Whatever our comfort level with networking, walking into a large networking event can be daunting. We enter with trepidation as questions swirl in our minds:
- Will I know anyone?
- Will anyone talk to me?
- Will it be uncomfortable?
- Do I have anything to add?
As such, what often happens is that we seek out people who we know and we cling to them. And, hey, it goes both ways – they tend to cling to us, too! I’m suggesting this: Don’t do it! Take a deep breath, gather your confidence and take a seat somewhere else.
Instead of gravitating to those who you already know, seek those who you don’t and make attending the event an exercise in expanding the pie. In fact, think of it this way: Some people, in order to force themselves to get a little more exercise, find a spot in the parking lot far from the door so that they can get in a few extra steps. Though slightly less comfortable, the long term benefits outweigh the momentary discomfort.
When we go to the trouble to attend networking events, we should venture to connect with others who we don’t know, or don’t know well, to establish roots for relationships. A few examples…
The Silent Auction. Every two years, my son’s elementary school plans a parents-only night out, typically a silent auction, to raise money for special programs at the school. This year’s event was a lot of fun. There were tons of items for purchase, the school raised several thousand dollars. In addition to the silent auction, there was a lovely sit down dinner, dessert and live auction.
During the first part of the evening, Marc and I were so busy visiting with other parents and looking at the auction items that we neglected to select a table at which to sit for dinner. By the time we got over to the dining room, there were no seats with people we knew, so we took two open spots with three couples who we’d never met.
Of course, there were those first awkward moments when we initially took the seats as the eight of us looked at one another and silently wondered, “and, who are you?” Well, the lack of familiarity passed just as quickly as it came on. Just a moment later, serendipity struck! On so many levels, we found instant connections. The group we sat with was delightful – new friends made, tons of interest for several of us to connect 1:1 outside of the auction, fun had by all! We felt so lucky to have waded into unfamiliar waters. It didn’t escape my attention that if there had been open seating at a table where we knew people, we would not have had the opportunity to connect with others like we did.
The Benefit Dinner. I heard a story about a business instructor from the local community college who secured tickets for herself and 12 of her students to attend a benefit dinner honoring a group of stellar small businesses in the community. The students who do not often have the chance to attend such functions were excited to attend. However, the professor noticed right away that the group seemed to cling together like lemmings! She urged them to disperse, to go meet new people. Finally, a few brave souls did so – in groups of two or three and, true to form, magic happened! The students reported that, curious about the “young people” at the dinner, several business leaders approached them to ask what brought them to the event, what school they attended, what career paths they hoped to pursue.
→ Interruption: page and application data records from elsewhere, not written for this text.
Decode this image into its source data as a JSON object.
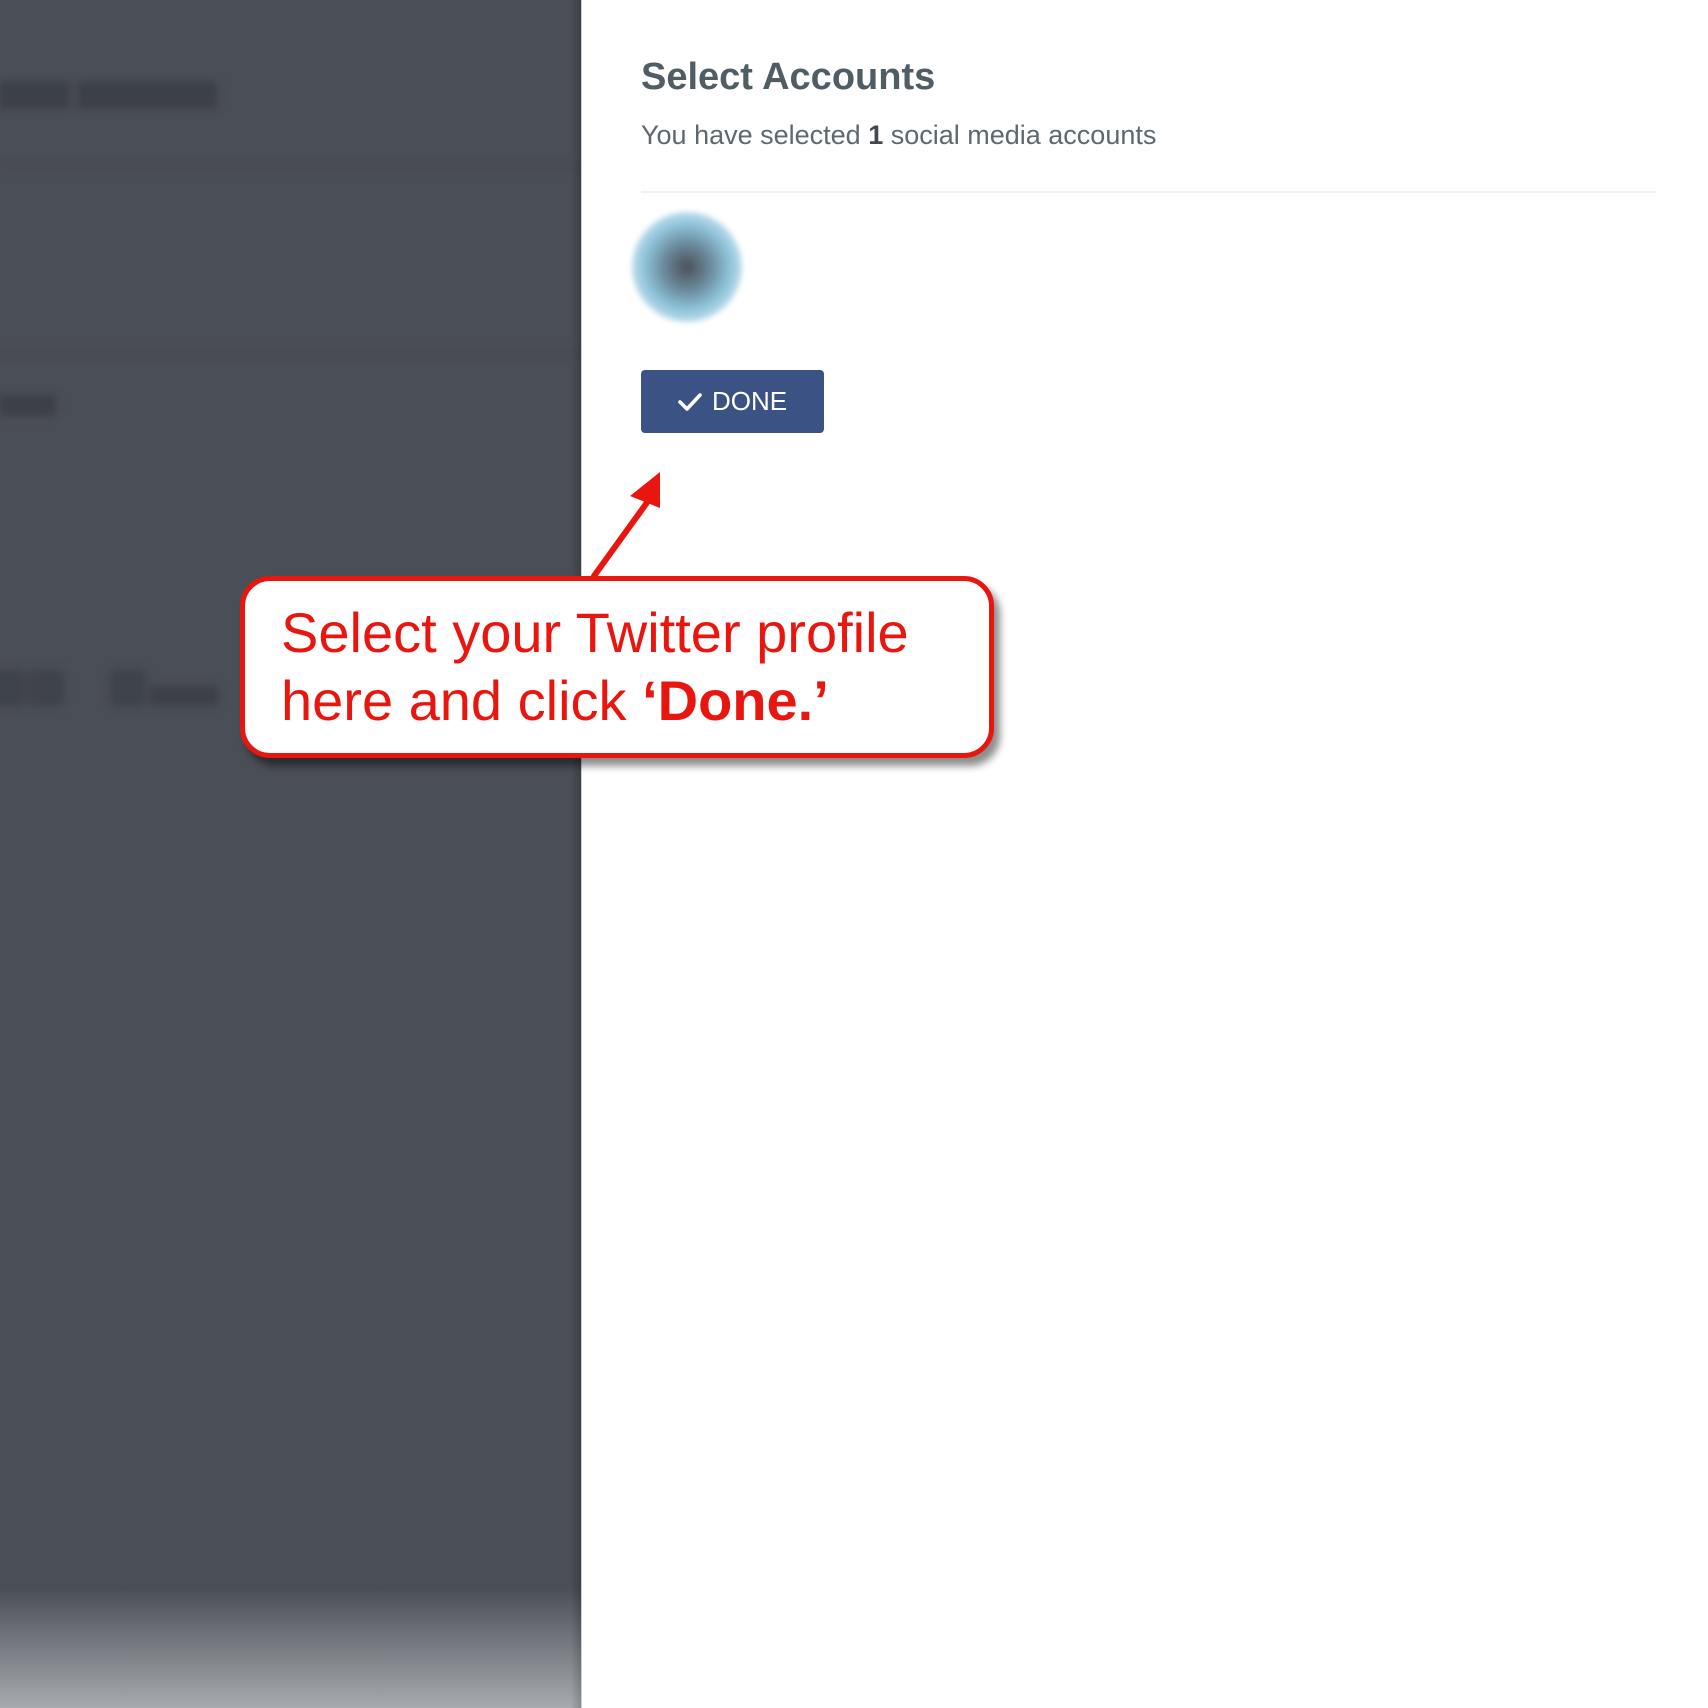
{
  "panel": {
    "title": "Select Accounts",
    "subtitle_prefix": "You have selected ",
    "selected_count": "1",
    "subtitle_suffix": " social media accounts",
    "done_label": "DONE"
  },
  "annotation": {
    "line1": "Select your Twitter profile",
    "line2_prefix": "here and click ",
    "line2_emphasis": "‘Done.’"
  },
  "icons": {
    "done_button_icon": "check-icon"
  },
  "colors": {
    "button": "#3b5285",
    "annotation": "#e8160f",
    "backdrop": "#4a4e55"
  }
}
The students, though initially uncomfortable, garnered the courage to wade into the fray and get to know professionals from the community who may later be instrumental to the students as they seek internship and career guidance and opportunities.
The Cocktail Reception. I attended a professional event recently. It was during the work week, after a busy day at the office, outside it was dark and cold and what I really wanted to do was just go home. However, I wanted to show my support for the organizers so I forced myself to go to the event. Showing up by myself, I had those typical feelings of uncertainty not knowing how I would fit into the crowd, but I walked in anyway. Boy was I glad I attended! In the short 45 minutes that I was there, I met a woman who’s name I’d been hearing for months but had never connected with personally – we’ve scheduled coffee a few weeks from now. I also reconnected with a long-time friend and mentor who it had been several months since I’d seen – what a joy to see him again. And, I met a fellow author and long-time marketing executive from here in town. Though brief, our conversation was one of the most fruitful. Not only did we exchange contact information, but we have since exchanged books and entered into an email dialogue of sorts. One of the things we got to talking about was meeting professional contacts at networking events. He had this to say:
At the height of my days at [my marketing firm], I used to tell our employees that no more than two from the agency could sit at the same table at events we went to. That enhanced networking exposure for them and the agency. My personal discipline was to wait until everyone had been seated and then seek out a table that had an empty chair where I knew the fewest people. It was tough at first, but one of the best things I ever did in terms of meeting people and getting smarter.
I said to him, “BRAVO!” both for setting the expectation for his team and for practicing what he preached. What a great role model. How lucky I feel to have made his acquaintance… at an event that I did not even feel like attending!
These are but a few examples of gaining exposure to new contacts at networking events. The point to all of this is, by stepping just slightly out of one’s comfort zone, endless possibilities await! All it takes is a little extra effort.
So, where will you sit next time you attend a professional event? Difficult as it may be, please consider taking a seat in unknown territory. Guaranteed: With just a bit of effort, you won’t be a stranger there for long.